(Given entries begins)

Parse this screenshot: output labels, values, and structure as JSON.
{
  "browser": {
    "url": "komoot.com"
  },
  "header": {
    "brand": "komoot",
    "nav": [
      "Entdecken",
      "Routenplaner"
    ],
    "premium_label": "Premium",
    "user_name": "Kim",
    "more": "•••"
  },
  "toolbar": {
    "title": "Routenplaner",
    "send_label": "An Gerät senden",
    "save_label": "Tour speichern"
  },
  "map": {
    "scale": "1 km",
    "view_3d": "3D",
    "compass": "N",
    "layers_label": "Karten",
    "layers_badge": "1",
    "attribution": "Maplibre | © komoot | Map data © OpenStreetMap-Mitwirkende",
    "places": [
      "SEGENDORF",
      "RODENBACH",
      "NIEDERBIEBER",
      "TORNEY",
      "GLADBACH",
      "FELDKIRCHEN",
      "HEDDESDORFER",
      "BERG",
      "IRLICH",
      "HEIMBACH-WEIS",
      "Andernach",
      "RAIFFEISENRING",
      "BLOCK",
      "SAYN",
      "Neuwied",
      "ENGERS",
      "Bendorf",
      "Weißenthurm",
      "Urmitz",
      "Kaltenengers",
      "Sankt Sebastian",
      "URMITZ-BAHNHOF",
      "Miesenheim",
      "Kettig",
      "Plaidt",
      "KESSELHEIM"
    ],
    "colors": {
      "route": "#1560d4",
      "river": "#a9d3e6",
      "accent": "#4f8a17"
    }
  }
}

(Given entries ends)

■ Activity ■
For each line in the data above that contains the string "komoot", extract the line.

■ Written solution ■
    "url": "komoot.com"
    "brand": "komoot",
    "attribution": "Maplibre | © komoot | Map data © OpenStreetMap-Mitwirkende",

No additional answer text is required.